One of the most important lampshades in my life is this one that mum bought in Paris back in 1961 when she was on her honeymoon. Here it is in all its faded glory. It was her pride and joy and the lovely rich velvet on the braid went really well with her kidney shaped red velvet sofa.

The lampshade's generously gathered fabric looks like silk but, no, this is plastic… of the very best Creations d’Art quality of course. I think that it was this plastic that really inspired me to use the “classy” plastic lace fabric when making Tall Legs. My mum was ridiculed by my cousins for continuing to love this lampshade through the hessian loving seventies, but I’m proud that she didn’t submit to fashion and kept it all those years (even though now relegated to the attic).

What a discovery the day that I came across this image (below) in the Conran Directory of Design by Stephen Bayley 1985. The writer says it all when he comments,
"Moller House Vienna 1928. Architect Adolf Loos was strongly opposed to ornamentation in architecture but later owners of the Moller house have not necessarily shared his feelings as this photograph reveals".

I felt that this image perfectly explained the differing aesthetics of Frillip Moolog beings; the streamlined Modernist inspired ones and the others where I have yielded to a few frills and decoration. That was the inspiration for the title, “The Yin & Yang of Frillip Moolog” , my solo show in Bedford earlier this year. I feel that in Frillip Moolog there is plenty of room for beings which express both sides of my personality.
On the question of ornamentation this MIMA event "Ornament is Crime" which will be curated by Richard Slee looks very definitely worth a visit.
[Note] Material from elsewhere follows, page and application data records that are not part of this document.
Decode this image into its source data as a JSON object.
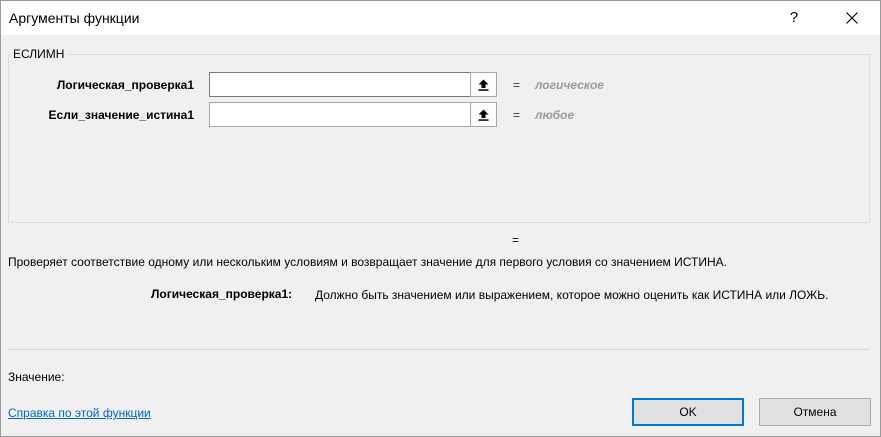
{
  "window": {
    "title": "Аргументы функции",
    "help_glyph": "?"
  },
  "function": {
    "name": "ЕСЛИМН",
    "args": [
      {
        "label": "Логическая_проверка1",
        "value": "",
        "hint": "логическое"
      },
      {
        "label": "Если_значение_истина1",
        "value": "",
        "hint": "любое"
      }
    ],
    "eq": "=",
    "result_eq": "=",
    "description": "Проверяет соответствие одному или нескольким условиям и возвращает значение для первого условия со значением ИСТИНА.",
    "arg_desc_label": "Логическая_проверка1:",
    "arg_desc_text": "Должно быть значением или выражением, которое можно оценить как ИСТИНА или ЛОЖЬ."
  },
  "footer": {
    "value_label": "Значение:",
    "help_link": "Справка по этой функции",
    "ok_label": "OK",
    "cancel_label": "Отмена"
  },
  "colors": {
    "accent": "#0078d7",
    "link": "#0066cc",
    "hint": "#9a9a9a"
  },
  "icons": {
    "ref_button": "collapse-dialog-arrow-up-icon",
    "close": "close-icon"
  }
}
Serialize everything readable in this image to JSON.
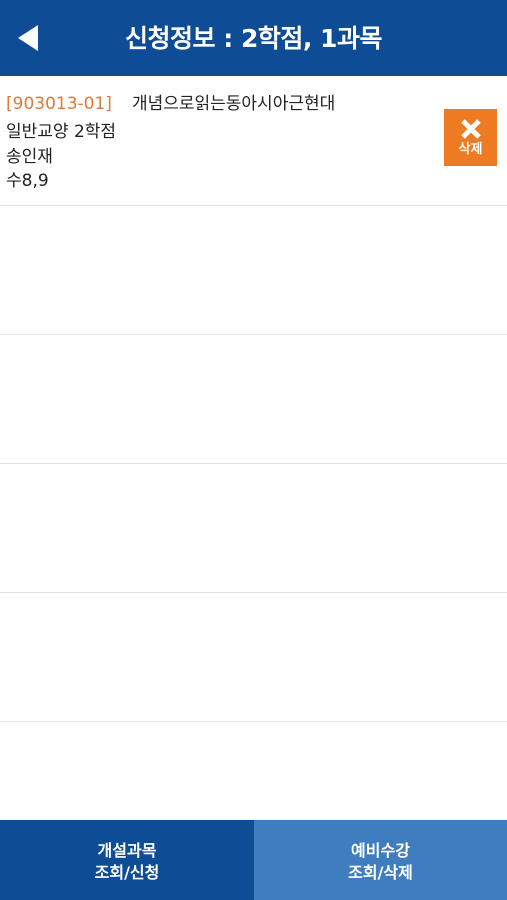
{
  "header": {
    "title": "신청정보 : 2학점,  1과목",
    "back_icon": "back-arrow-icon"
  },
  "courses": [
    {
      "code": "[903013-01]",
      "name": "개념으로읽는동아시아근현대",
      "category": "일반교양 2학점",
      "professor": "송인재",
      "schedule": "수8,9",
      "delete_label": "삭제",
      "delete_icon": "close-icon"
    }
  ],
  "tabs": [
    {
      "line1": "개설과목",
      "line2": "조회/신청"
    },
    {
      "line1": "예비수강",
      "line2": "조회/삭제"
    }
  ],
  "colors": {
    "header_bg": "#0f4c96",
    "tab_left_bg": "#0f4c96",
    "tab_right_bg": "#3f7dbe",
    "code_text": "#e07a3a",
    "delete_bg": "#ee7b21"
  }
}
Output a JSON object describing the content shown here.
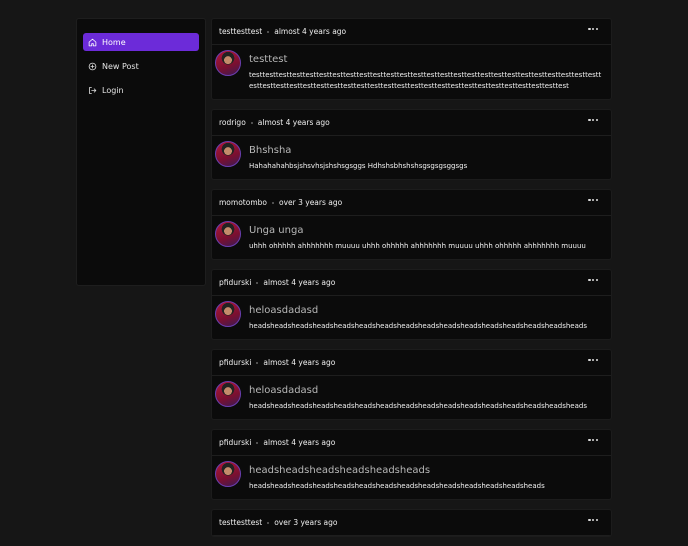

To make Angie I had my lampshade frames made to measure by Jack at A & J Lampshade Frames. They are a great example of quality craftsmanship and it’s exciting to see that British manufacturing is still thriving. I think next time I will challenge him with even more complex curves.
Finally a few lampshades from my photo albums: This wonderfully atmospheric sound light installation by Kirsten Reynolds was part of the Powerplant event in Liverpool last October. We just sat there listening to the whispered words and sounds. (My cousin Dave Statham was one of the Powerplant team.)
Kirsten's own words best convey the atmosphere she created, " An avenue of tall elegant standard lamps illuminates the long row of park benches. Fluctuations in the light and sound from each lamp respond to and simultaneously influence the lights and sounds of others resulting in an ever changing conversation between flickering luminousity and chattering harmonies. A series of small human scale environments is created providing meditative places to sit and contemplate both the gardens and the memories of individuals named on each bench."

Lampshades must be "in the air" at the moment. On our recent camping holiday in Leicestershire one of the craft activities was to modify and embellish old lampshades. The lampshade (above) was decorated by a friend and gave some atmospheric lighting to the woods at night.
And here's another great example made in that craft session. What a fun use of paper cases for cupcakes! Could Richard Slee really call this ornamenation a crime?